Ayesha Akbar

English Assistant Professor Snehal Shingavi said even without a shred of evidence, a majority of people in the United States believed the explosions that took place at the Boston Marathon were the result of Muslims.

Texas Amnesty International invited Shingavi to speak at a rally intended to raise awareness for and petition against American drone strikes Tuesday evening, although he took the opportunity to briefly discuss the related topic of Monday’s Boston bombing. While Shingavi exposed the human rights violations of drone victims, he also said anti-war activists have to engage in honest dialogue about why these drone strikes happen and talk about what kind of political movement is required for change.

“The idea of Islamaphobia has become so pervasive that even before we know what’s happening,” Shingavi said. “The kind of ideology is that Islam is the enemy and Islam is violent and therefore everything that is done is justifiable.” 

Shingavi also said drone strikes not only destroy life in Afghanistan and Pakistan, they actually deplete resources in the United States.

"Everything that’s used to destroy lives there is money taken away from building here that can be useful for life,” Shingavi said. “That’s a very useful way to think about drone strikes.”

According to Ayesha Akbar, president of Texas Amnesty International, drone strikes have killed 2,000 civilians and 200 of them have been children. Akbar read three personal accounts from the Middle East of those personally affected by drone strikes. The victims who wrote the accounts said the expectation of potential drone strikes causes them to live in fear.

“These stories [show that many Americans] don’t realize how personal … of an issue and how deeply [a drone strike] affects those that lose loved ones,” Akbar said.

Amnesty International is the world’s largest grassroots organization with more than 150 countries and 3 million members, according to international relations and global studies sophomore Rachel Sullivan.  

Following Shingavi’s mini lecture, three students, Elijah Allred, Charles Stephens and Joseph Flores performed slam poetry on their feelings about United States foreign policy and the topic of drone strikes.

Aerospace engineering sophomore Katie Vlasoff attended the event because she said she wanted to see her friend perform poetry. Vlasoff said she thought the topic was very interesting especially because it’s very easy for people in the United States to feel disconnected from the issue.
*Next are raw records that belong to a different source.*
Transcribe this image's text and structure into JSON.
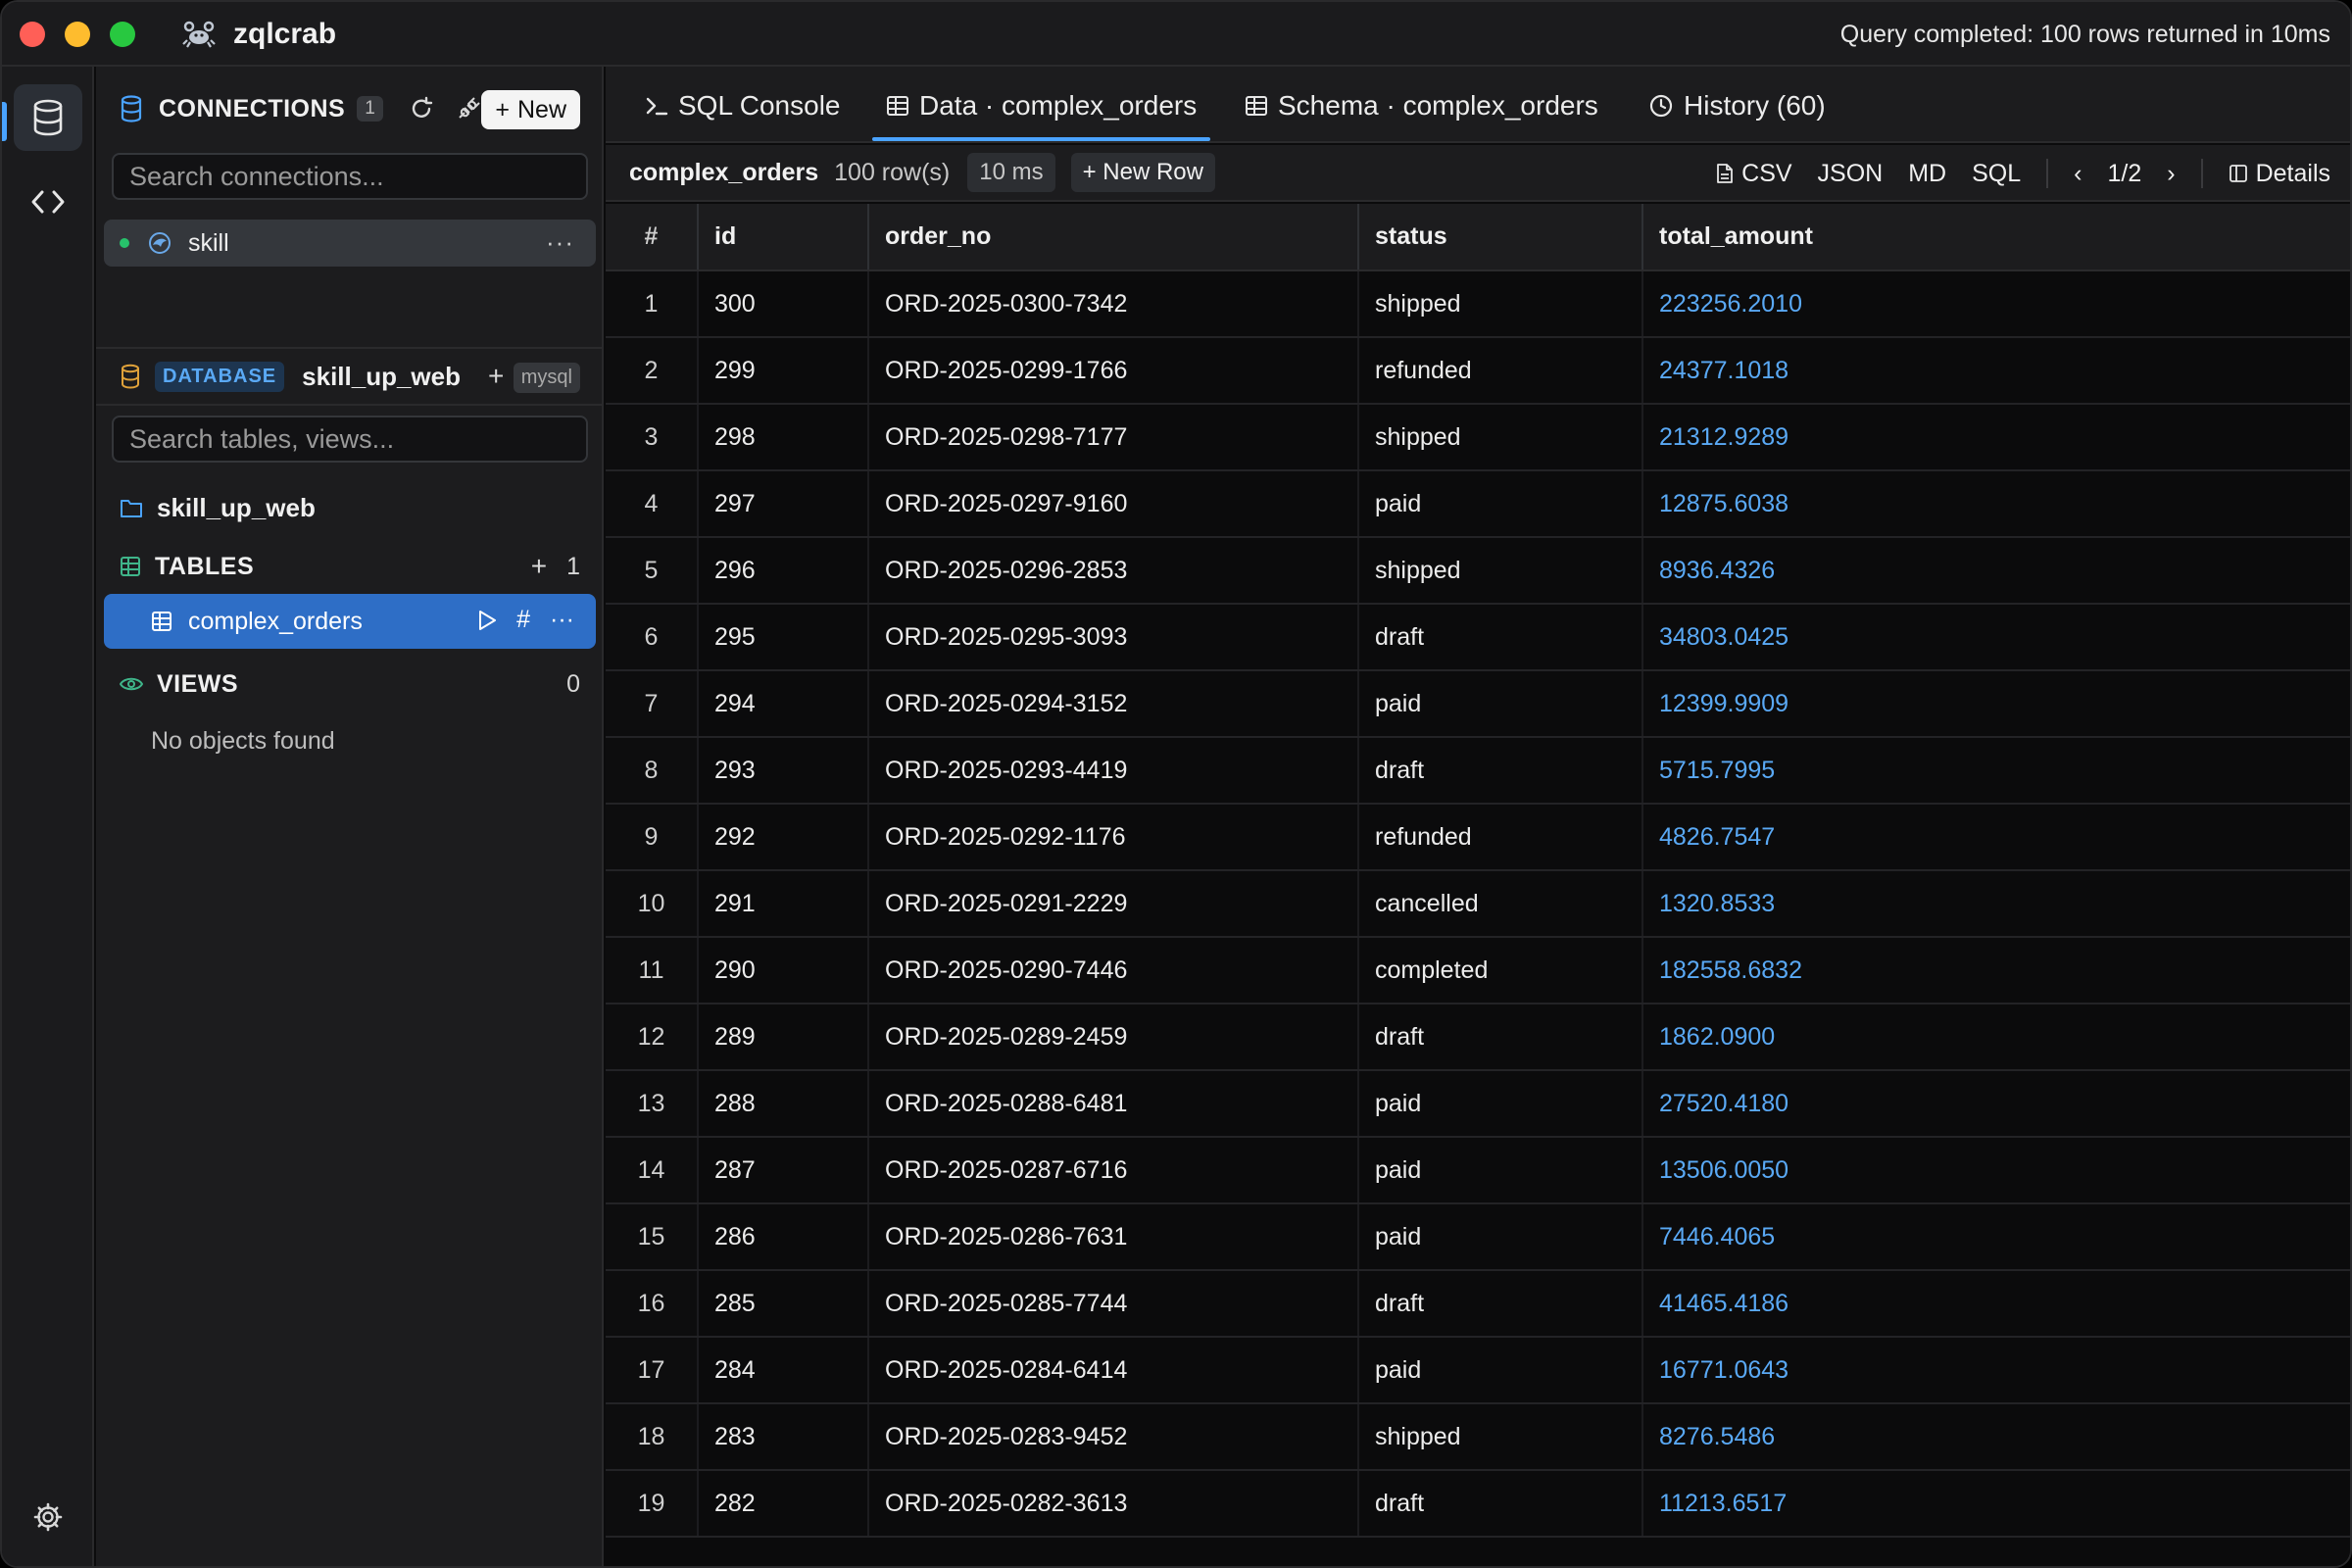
{
  "app": {
    "name": "zqlcrab",
    "status": "Query completed: 100 rows returned in 10ms"
  },
  "connections": {
    "title": "CONNECTIONS",
    "count": "1",
    "new_label": "New",
    "search_placeholder": "Search connections...",
    "items": [
      {
        "name": "skill",
        "status_color": "#27c26b"
      }
    ]
  },
  "database": {
    "tag": "DATABASE",
    "name": "skill_up_web",
    "engine": "mysql",
    "search_placeholder": "Search tables, views...",
    "schema_name": "skill_up_web",
    "tables_title": "TABLES",
    "tables_count": "1",
    "tables": [
      {
        "name": "complex_orders"
      }
    ],
    "views_title": "VIEWS",
    "views_count": "0",
    "empty_text": "No objects found"
  },
  "tabs": [
    {
      "label": "SQL Console",
      "icon": "terminal-icon"
    },
    {
      "label": "Data · complex_orders",
      "icon": "table-icon",
      "active": true
    },
    {
      "label": "Schema · complex_orders",
      "icon": "table-icon"
    },
    {
      "label": "History (60)",
      "icon": "clock-icon"
    }
  ],
  "toolbar": {
    "table": "complex_orders",
    "rows": "100 row(s)",
    "time": "10 ms",
    "new_row": "New Row",
    "csv": "CSV",
    "json": "JSON",
    "md": "MD",
    "sql": "SQL",
    "page": "1/2",
    "details": "Details"
  },
  "grid": {
    "columns": [
      "#",
      "id",
      "order_no",
      "status",
      "total_amount"
    ],
    "rows": [
      [
        "1",
        "300",
        "ORD-2025-0300-7342",
        "shipped",
        "223256.2010"
      ],
      [
        "2",
        "299",
        "ORD-2025-0299-1766",
        "refunded",
        "24377.1018"
      ],
      [
        "3",
        "298",
        "ORD-2025-0298-7177",
        "shipped",
        "21312.9289"
      ],
      [
        "4",
        "297",
        "ORD-2025-0297-9160",
        "paid",
        "12875.6038"
      ],
      [
        "5",
        "296",
        "ORD-2025-0296-2853",
        "shipped",
        "8936.4326"
      ],
      [
        "6",
        "295",
        "ORD-2025-0295-3093",
        "draft",
        "34803.0425"
      ],
      [
        "7",
        "294",
        "ORD-2025-0294-3152",
        "paid",
        "12399.9909"
      ],
      [
        "8",
        "293",
        "ORD-2025-0293-4419",
        "draft",
        "5715.7995"
      ],
      [
        "9",
        "292",
        "ORD-2025-0292-1176",
        "refunded",
        "4826.7547"
      ],
      [
        "10",
        "291",
        "ORD-2025-0291-2229",
        "cancelled",
        "1320.8533"
      ],
      [
        "11",
        "290",
        "ORD-2025-0290-7446",
        "completed",
        "182558.6832"
      ],
      [
        "12",
        "289",
        "ORD-2025-0289-2459",
        "draft",
        "1862.0900"
      ],
      [
        "13",
        "288",
        "ORD-2025-0288-6481",
        "paid",
        "27520.4180"
      ],
      [
        "14",
        "287",
        "ORD-2025-0287-6716",
        "paid",
        "13506.0050"
      ],
      [
        "15",
        "286",
        "ORD-2025-0286-7631",
        "paid",
        "7446.4065"
      ],
      [
        "16",
        "285",
        "ORD-2025-0285-7744",
        "draft",
        "41465.4186"
      ],
      [
        "17",
        "284",
        "ORD-2025-0284-6414",
        "paid",
        "16771.0643"
      ],
      [
        "18",
        "283",
        "ORD-2025-0283-9452",
        "shipped",
        "8276.5486"
      ],
      [
        "19",
        "282",
        "ORD-2025-0282-3613",
        "draft",
        "11213.6517"
      ]
    ]
  },
  "colors": {
    "accent": "#4aa3ff",
    "selected": "#2e6ec6",
    "amount": "#5aa9f5"
  }
}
“The disconnect is not only because it happens in countries so far away with people that we already alienate but also because it’s made to make you feel disconnected,” Vlasoff said. “No human can say that I pulled the trigger, and so it’s a dispersal of the responsibility and the dispersal of the ethical problems that fall when you are taking away lives.”  

Additions to the Violence Against Women Act will better protect students on campus, University officials said.

The latest version of the act, passed by Congress in February, will require colleges and universities to strengthen policies regarding sexual assault and now address instances of hate crimes.

Jennifer Hammat, institutional Title IX coordinator and assistant vice president for student affairs, said the 70 required changes will increase the protection of students on campus and will likely help report crimes that may not have previously been reported.

“The transgender community will now be protected and that makes the campus a safer place for people in that situation,” Hammat said. “Stalking will also be a reportable crime, although that can be difficult to determine.”

The campus changes would add categories including national origin and gender identity to hate crimes, which will now include domestic violence, dating violence and stalking incidents reported to campus security or local law enforcement. These amendments will be implemented in the University’s 2015 Annual Security Report. 

Ayesha Akbar, journalism, humanities and liberal arts honors senior, said the legislation is especially valuable in a university setting. Akbar is president of UT’s Amnesty International chapter, which promotes awareness of human rights abuses, including sexual violence. 

“It’s incredibly important for college campuses to address sexual violence in order to provide a safe and inclusive environment for all students,” Akbar said. “Sexual violence is, unfortunately, very prevalent on college campuses and we must target it by preventing assault and ensuring that victims of assault receive support and have access to necessary resources from campus officials.”

Jane Bost, Counseling and Mental Health Center associate director, said the act has a significant impact on campus because it originally helped fund Voices Against Violence, a program housed in the center. The program is now fully funded by the University, which shows UT’s commitment to preventing and addressing violence crimes, Bost said.

Voices Against Violence aims to prevent sexual violence, which they define as any kind of sexual contact against a person’s will and without consent, including sexual assault, rape and sexual abuse.

Bost said the center uses an empowerment model to help victims of sexual assault, allowing them to make the choice whether to report the incident to various campus authorities. Those authorities that help in pursuing criminal or civil cases and medical advice include the dean of students and Student Judicial Services.

“We will continue to offer all these options and work with them, whether they want to report it or not.” Bost said.

Bost said the Mental Health Center would not have to change any policies or submit any extra information for the campus annual report of such crimes. The center is not required to report any confidential information in its voluntary annual security report.